Releasing its 2016 results, it revealed a 297% rise in full-year net income, to $2.37bn. Net 2016 sales reached $136bn, while fourth-quarter sales increased 22% to $43.7bn, with net income up 55%.
Most significant to the logistics industry are Amazon’s plans for shipping, a significant cost, but a part of its business it appears keen to sell to third parties by having its own network – which it began to create in the second half of last year.
Full-year net shipping costs grew 43%, however, (compared with a 27% rise in sales) to $7.1bn. Shipping revenues grew 38%, to $8.9bn, while total shipping costs grew 40% to $16.1bn.
CFO Brian Olsavsky explained the rise by noting that Fulfilment By Amazon (FBA), its delivery arm, was attracting new sellers – 70% more in 2016.
“The fulfilment centre expenses and a lot of our shipping costs are tied to the increase in that FBA percentage and that growth of Amazon fulfiled units.”
He said that from a cost standpoint, it was one “we continue to work on every day.”
In the fourth quarter, shipping revenues grew 29%, to $3bn, while costs rose 35% year-on-year to $5.6bn.
While the e-tailer has been increasingly moving into the logistics space, which it hopes will give it greater control over its business, there was little mention of longer-term plans.
Noting this week’s announcement that it is to build a massive, 900-acre facility at CVG Airport in Kentucky, Mr Olsavsky said: “It gives us a base for future growth.
“It’s all about supplementing our existing capacity [for] both our partners and ourselves and, essentially, building capacity that can handle this top line growth, and also the growth in AFN or Amazon Fulfiled Network units which … is even higher than our paid unit growth.
“This is about supplying our need for our customers and our sellers. We value the partnership with the external providers as well and I think we’re all dealing with the problem of having lots of incremental volume year-over-year.”
Amazon declined to forecast how much additional fulfilment centre space it would invest in this year, but just pointed to the fact it saw 20% growth in square footage in 2015, followed by 30% in 2016.
Mr Olsavsky said the company would “continue to invest in fulfilment centres as long as our Amazon Fulfilment Network growth rate maintains high, and we certainly want to keep that high and growing.”

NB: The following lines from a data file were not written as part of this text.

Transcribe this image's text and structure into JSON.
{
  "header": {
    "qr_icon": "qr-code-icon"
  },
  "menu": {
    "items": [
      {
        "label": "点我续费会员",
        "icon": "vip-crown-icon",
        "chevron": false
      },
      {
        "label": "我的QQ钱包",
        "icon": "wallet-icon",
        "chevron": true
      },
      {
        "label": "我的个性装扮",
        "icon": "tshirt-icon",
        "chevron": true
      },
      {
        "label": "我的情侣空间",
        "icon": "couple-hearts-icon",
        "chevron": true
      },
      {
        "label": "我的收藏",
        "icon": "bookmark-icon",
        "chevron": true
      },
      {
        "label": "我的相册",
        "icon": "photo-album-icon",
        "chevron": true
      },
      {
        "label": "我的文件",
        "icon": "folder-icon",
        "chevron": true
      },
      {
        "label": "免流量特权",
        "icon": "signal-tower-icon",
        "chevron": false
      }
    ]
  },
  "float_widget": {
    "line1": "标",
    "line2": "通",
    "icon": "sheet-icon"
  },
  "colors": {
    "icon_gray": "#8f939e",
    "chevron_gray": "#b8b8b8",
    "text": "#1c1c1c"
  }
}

Amazon has had its own deliveries in the UK for some time, and Mr Olsavsky said it was a useful experience.
“In a nutshell, our logistics deliveries allow us to have better control of the end delivery in markets where we use it. The challenge is always going to be cost and as we get better at this and get economies of scale, we lower those costs over time. So that’s essentially my overview of Amazon Logistics.”
Director of investor relations Darin Manney added that the company was “very pleased” with its FBA offering.
“Certainly, our international sellers have access to more and more customers through that offering.”